Carnegiea gigantea, Giant Saguaro

Southwest Desert Flora

Home to the plants of the Sonoran, Chihuahuan and Mojave Deserts

Cirsium ochrocentrum, Yellowspine Thistle

Rubus neomexicanus, New Mexico Raspberry

New Mexico Raspberry usually blooms after the first year from April to September. It has large white flowers from 5 petals. Rubus neomexicanusNew Mexico Raspberry is a perennial shrub of the Rose family with erect stems often with shredding bark and few or no prickles. Rubus neomexicanusNew Mexico Raspberry grows between 4,600 feet and 9,400 feet and is relatively rare in the United States. Rubus neomexicanusNew Mexico Raspberry grows from 6 to 9 feet or so and its red thinly fleshy fruits are not very palatable as are other raspberries. Rubus neomexicanusNew Mexico Raspberry belongs to the genus Rubus, which also includes the commercially grown raspberries and blackberries. Rubus neomexicanusNew Mexico Raspberry grows its flowers from short terminal branches in leaf axils. This species is also known as Thimble-berries. Rubus neomexicanus

Scientific Name: Rubus neomexicanus
Common Name: New Mexico Raspberry
Also Called: Thimble-berry
Family: Rosaceae or Rose Family
Synonyms: (Oreobatus deliciosus subsp. neomexicanus, Rubus exrubicundus)
Status: Native
Duration: Perennial
Size: 6 to 9 feet more or less.
Growth Form: Subshrub; erect; stems perennial; shredding bark; few or no prickles.
Leaves: Green; deciduous; palmately lobed; margins variable serrate to dentate; leaf heart shaped; leaves hairy above (adaxial) and soft hairy on the bottom side (abaxial); 3 to 5 lobes which may again be lobed.
Flower Color: White; flowers usually after the 1st year; flowers from short terminal branches in leaf axils; flowers without pubescence; sepals reflexing to ascending; 5 white petals; fruit glabrous, red, not very palatable.
Flowering Season: April to September.
Elevation: 4,600 to 9,400 feet.

Habitat Preferences: Forested, mountain slopes, canyons, along perennial and semi-perennial creeks.

Recorded Range: Rubus neomexicanus is relatively rare in the United States where it is found in the southwest the states of AZ, CO, NM, UT. The center of the population in the United States is in Arizona which also has the Largest populations in the north, central and southern parts.

North America & US County Distribution Map for Rubus neomexicanus.

U.S. Weed Information: No information available.
Invasive/Noxious Weed Information: No information available.
Wetland Indicator: No information available.
Threatened/Endangered Information: No information available.

Genus Information: In North America there are 244 species and 277 accepted taxa overall for Rubus.
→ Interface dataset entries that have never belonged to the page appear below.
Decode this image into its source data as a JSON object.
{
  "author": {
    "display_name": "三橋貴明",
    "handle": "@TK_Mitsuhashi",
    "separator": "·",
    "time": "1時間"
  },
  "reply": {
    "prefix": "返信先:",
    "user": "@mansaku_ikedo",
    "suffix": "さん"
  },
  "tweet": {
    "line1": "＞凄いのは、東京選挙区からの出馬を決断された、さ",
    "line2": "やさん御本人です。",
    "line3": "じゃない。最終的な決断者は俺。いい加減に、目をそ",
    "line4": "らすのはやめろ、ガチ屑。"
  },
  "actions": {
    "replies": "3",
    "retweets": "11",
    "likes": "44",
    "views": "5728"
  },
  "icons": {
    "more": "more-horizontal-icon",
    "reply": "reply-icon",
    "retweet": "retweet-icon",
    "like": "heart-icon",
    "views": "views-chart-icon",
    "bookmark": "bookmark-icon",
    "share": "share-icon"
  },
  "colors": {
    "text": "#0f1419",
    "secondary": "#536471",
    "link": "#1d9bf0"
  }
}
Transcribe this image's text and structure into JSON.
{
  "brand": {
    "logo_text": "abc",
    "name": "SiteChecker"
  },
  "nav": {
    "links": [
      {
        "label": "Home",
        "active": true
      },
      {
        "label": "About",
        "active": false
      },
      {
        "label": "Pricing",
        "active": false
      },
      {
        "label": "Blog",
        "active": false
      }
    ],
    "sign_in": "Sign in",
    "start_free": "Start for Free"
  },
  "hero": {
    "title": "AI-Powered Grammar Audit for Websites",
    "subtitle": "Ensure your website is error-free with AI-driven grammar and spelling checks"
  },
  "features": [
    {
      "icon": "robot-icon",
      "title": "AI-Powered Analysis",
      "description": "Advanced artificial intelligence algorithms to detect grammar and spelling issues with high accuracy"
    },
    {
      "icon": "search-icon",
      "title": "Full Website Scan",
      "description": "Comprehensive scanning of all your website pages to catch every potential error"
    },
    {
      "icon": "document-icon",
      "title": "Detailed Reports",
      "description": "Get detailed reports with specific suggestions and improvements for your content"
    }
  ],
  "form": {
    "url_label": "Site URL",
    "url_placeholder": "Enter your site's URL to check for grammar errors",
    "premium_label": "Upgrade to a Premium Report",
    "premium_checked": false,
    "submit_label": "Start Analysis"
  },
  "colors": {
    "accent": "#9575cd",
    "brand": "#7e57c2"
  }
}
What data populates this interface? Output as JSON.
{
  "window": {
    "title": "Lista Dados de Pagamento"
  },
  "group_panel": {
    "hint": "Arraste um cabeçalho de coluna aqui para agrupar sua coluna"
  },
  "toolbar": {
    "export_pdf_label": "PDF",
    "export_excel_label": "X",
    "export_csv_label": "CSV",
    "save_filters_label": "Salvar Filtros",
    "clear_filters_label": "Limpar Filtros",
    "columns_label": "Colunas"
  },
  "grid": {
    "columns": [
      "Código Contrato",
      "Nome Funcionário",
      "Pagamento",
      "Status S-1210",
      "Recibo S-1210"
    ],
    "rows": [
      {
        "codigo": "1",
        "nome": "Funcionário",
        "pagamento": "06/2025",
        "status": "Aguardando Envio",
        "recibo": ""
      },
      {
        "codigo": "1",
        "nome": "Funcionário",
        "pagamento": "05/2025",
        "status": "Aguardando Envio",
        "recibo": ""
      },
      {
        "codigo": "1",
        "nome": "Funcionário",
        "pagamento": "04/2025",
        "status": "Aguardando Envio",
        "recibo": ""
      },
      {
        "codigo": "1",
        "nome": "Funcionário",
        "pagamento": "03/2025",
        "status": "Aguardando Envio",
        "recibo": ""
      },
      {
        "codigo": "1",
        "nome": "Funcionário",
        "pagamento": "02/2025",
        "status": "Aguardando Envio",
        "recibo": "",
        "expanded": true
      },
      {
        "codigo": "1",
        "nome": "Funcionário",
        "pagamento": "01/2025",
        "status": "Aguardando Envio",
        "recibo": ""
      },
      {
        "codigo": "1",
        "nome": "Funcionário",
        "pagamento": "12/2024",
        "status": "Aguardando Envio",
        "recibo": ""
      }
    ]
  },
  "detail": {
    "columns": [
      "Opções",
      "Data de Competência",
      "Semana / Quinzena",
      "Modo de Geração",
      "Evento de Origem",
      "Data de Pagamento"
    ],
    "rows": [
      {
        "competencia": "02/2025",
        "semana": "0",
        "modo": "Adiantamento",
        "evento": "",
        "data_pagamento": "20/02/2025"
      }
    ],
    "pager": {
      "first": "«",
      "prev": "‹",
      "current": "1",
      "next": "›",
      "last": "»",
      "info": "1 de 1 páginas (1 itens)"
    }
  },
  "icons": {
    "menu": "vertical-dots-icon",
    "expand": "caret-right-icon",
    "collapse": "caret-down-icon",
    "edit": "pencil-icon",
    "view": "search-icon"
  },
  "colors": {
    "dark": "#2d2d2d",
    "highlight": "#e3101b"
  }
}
World wide, The Plant List includes 1,494 accepted species names with 1,935 infraspecific rank for the genus.

Arizona, Nevada and Utah each have 5 species of Rubus, in California there are 14 species, New Mexico has 8 species and Texas has 17 species. All data is approximate and subject to taxonomic changes.

Comments: Rubus is a very large genus that includes the commercially grown raspberries and blackberries. New Mexico Raspberry is extensively browsed by deer.

In Southwest Desert Flora also see Whitebark Raspberry, Rubus leucodermis, a superficially similar species but, among other technical differences, has larger flowers.

Date Profile Completed: 07/07/2016, updated format 10/02/2017
U.S. Dept. of Agriculture, Natural Resources Conservation Service on-line database and USGS ITIS search - (accessed 07/06/2016)
Arizona Flora, Kearney, Thomas H., Peebles, Robert H., 1960, University of California Press, Berkley and Los Angeles, California.
Brasher, Jeffrey W. 2001. Rosaceae. J. Ariz. - Nev. Acad. Sci. Volume 33(1).
The Plant List (2013). Version 1.1. Published on the Internet; (accessed 07/06/2016).
SEINet for synonyms, scientific names, recorded geographic locations and general information 07/07/2016).